The drawback of high false-positive rates of the symptom screen was, it involved approximately all patients with HIV without active TB and conducted unnecessary expensive confirmatory Xpert MTB/RIF test. However, simultaneously it denied eligible patients access to TB preventive therapy, they explained.     

The researchers enrolled 1,177 HIV-infected adults (median age, 33; 53% women; median CD4 count, 165 cells per microliter) to examine the effectiveness of the point-of-care CRP test to detect TB. Approximately, 14% of patients had culture-confirmed TB. CRP concentrations were measured at baseline using a blood sample. Sputum samples were collected for Xpert MTB/RIF confirmation and culture.

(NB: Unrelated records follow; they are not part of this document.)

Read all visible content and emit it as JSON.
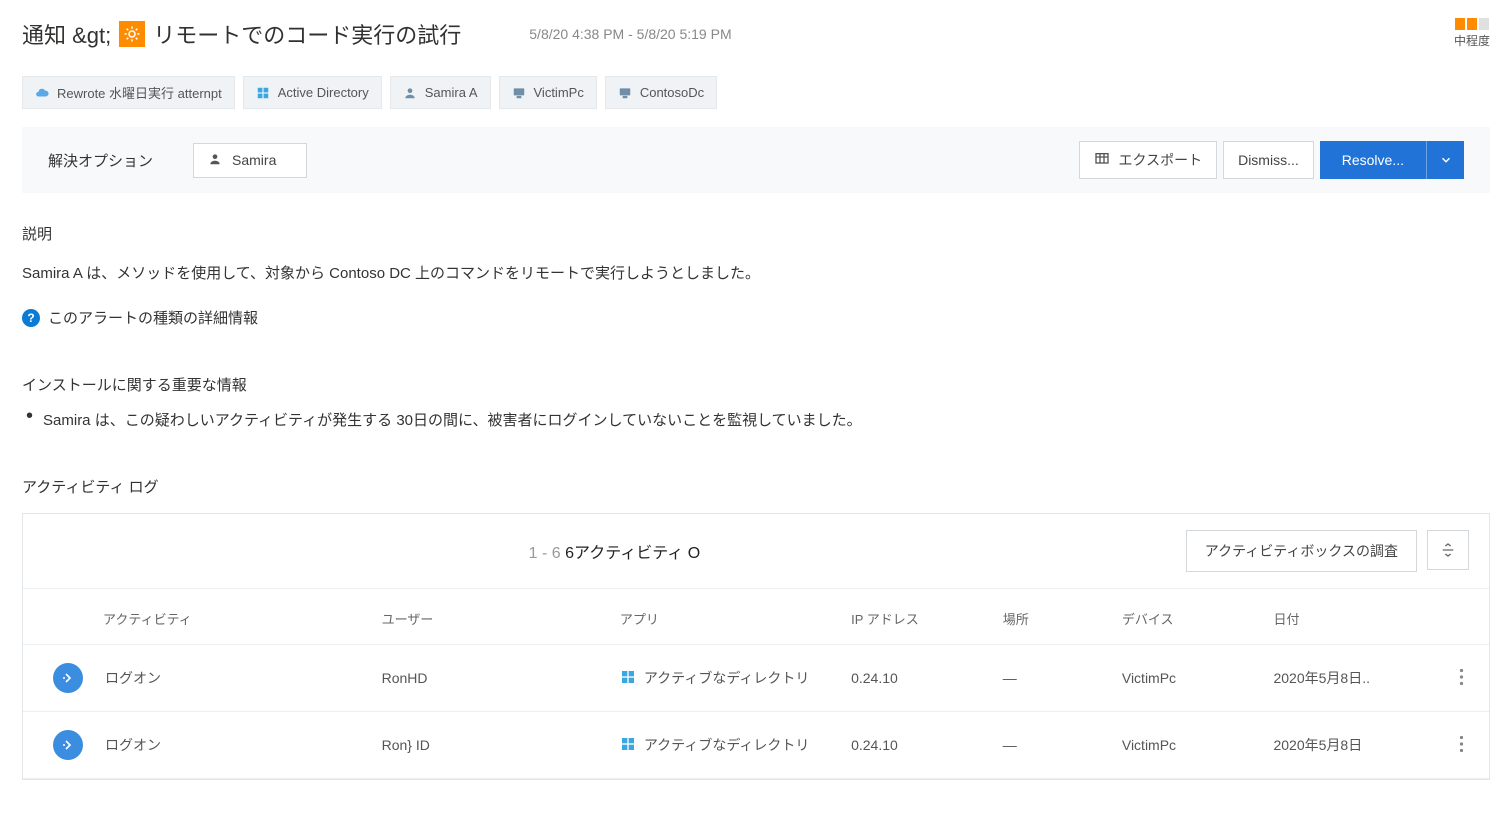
{
  "header": {
    "breadcrumb_prefix": "通知 &gt;",
    "title": "リモートでのコード実行の試行",
    "date_range": "5/8/20 4:38 PM - 5/8/20 5:19 PM"
  },
  "severity": {
    "label": "中程度",
    "filled": 2,
    "total": 3
  },
  "chips": [
    {
      "icon": "cloud",
      "label": "Rewrote 水曜日実行 atternpt"
    },
    {
      "icon": "windows",
      "label": "Active Directory"
    },
    {
      "icon": "user",
      "label": "Samira A"
    },
    {
      "icon": "device",
      "label": "VictimPc"
    },
    {
      "icon": "device",
      "label": "ContosoDc"
    }
  ],
  "toolbar": {
    "label": "解決オプション",
    "user": "Samira",
    "export": "エクスポート",
    "dismiss": "Dismiss...",
    "resolve": "Resolve..."
  },
  "description": {
    "label": "説明",
    "text": "Samira A は、メソッドを使用して、対象から Contoso DC 上のコマンドをリモートで実行しようとしました。",
    "more_info": "このアラートの種類の詳細情報"
  },
  "important": {
    "title": "インストールに関する重要な情報",
    "items": [
      "Samira は、この疑わしいアクティビティが発生する 30日の間に、被害者にログインしていないことを監視していました。"
    ]
  },
  "activity_log": {
    "title": "アクティビティ ログ",
    "count_prefix": "1 - 6",
    "count_main": "6アクティビティ O",
    "investigate": "アクティビティボックスの調査",
    "columns": {
      "activity": "アクティビティ",
      "user": "ユーザー",
      "app": "アプリ",
      "ip": "IP アドレス",
      "location": "場所",
      "device": "デバイス",
      "date": "日付"
    },
    "rows": [
      {
        "activity": "ログオン",
        "user": "RonHD",
        "app": "アクティブなディレクトリ",
        "ip": "0.24.10",
        "location": "—",
        "device": "VictimPc",
        "date": "2020年5月8日.."
      },
      {
        "activity": "ログオン",
        "user": "Ron} ID",
        "app": "アクティブなディレクトリ",
        "ip": "0.24.10",
        "location": "—",
        "device": "VictimPc",
        "date": "2020年5月8日"
      }
    ]
  }
}
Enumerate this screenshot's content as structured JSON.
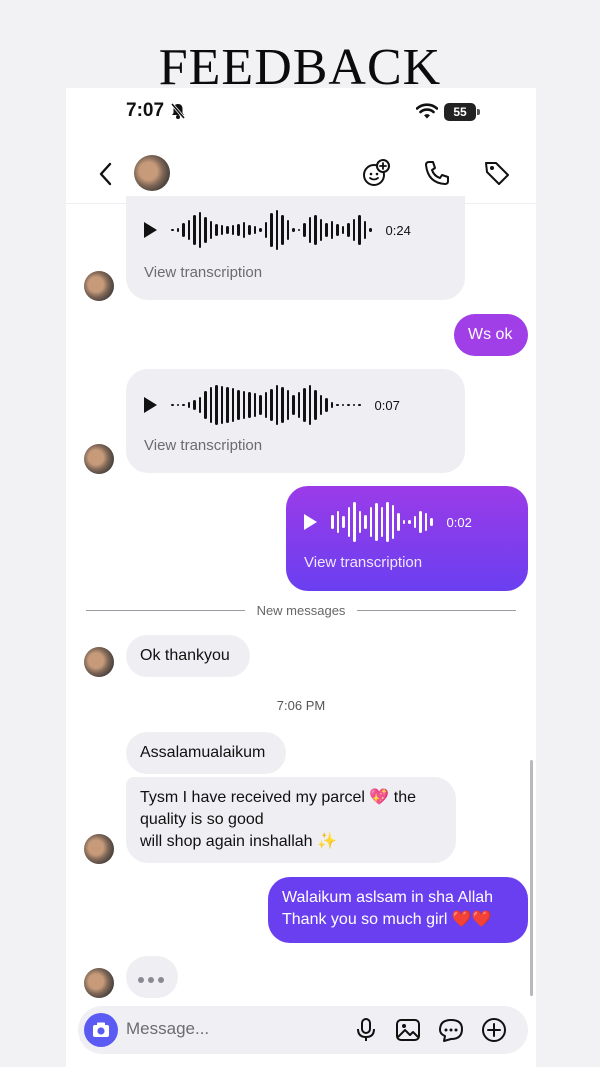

Compared with WHO symptom-based screening, the CRP test showed a lower sensitivity (89% CRP vs. 96% WHO) but much higher specificity (72% vs. 14%). The two screens had similar (94% CRP vs. 99% WHO) sensitivity when Xpert MTB/RIF outcomes were used as the reference standard. “The findings support CRP’s use as a TB screening test for people living with HIV with a CD4 count less than or equal to 350 cells per microliter who are initiating ART,” the authors concluded.     

The study recommended that the substitution of symptom-based TB screening with CRP-based screening would increase the total of patients with HIV immediately eligible for TB preventive therapy by more than five times and decrease the total of patients with HIV requiring Xpert MTB/RIF confirmatory testing by more than 50%.

Dr. Annemieke Geluk, the coauthor of a related editorial, observed that the immunology of TB was complicated. TB included numerous stages of infection that were not captured by the single biomarker. Further study must comprise more and other kinds of markers like transcriptomic markers to develop a more specific point-of-care test for TB diagnosis she concluded.

Dr. Divya Reddy said, “The results are impressive and make a convincing argument for the use of point-of-care CRP testing as a TB screening strategy in select HIV patients in resource-poor countries in Africa and Asia.”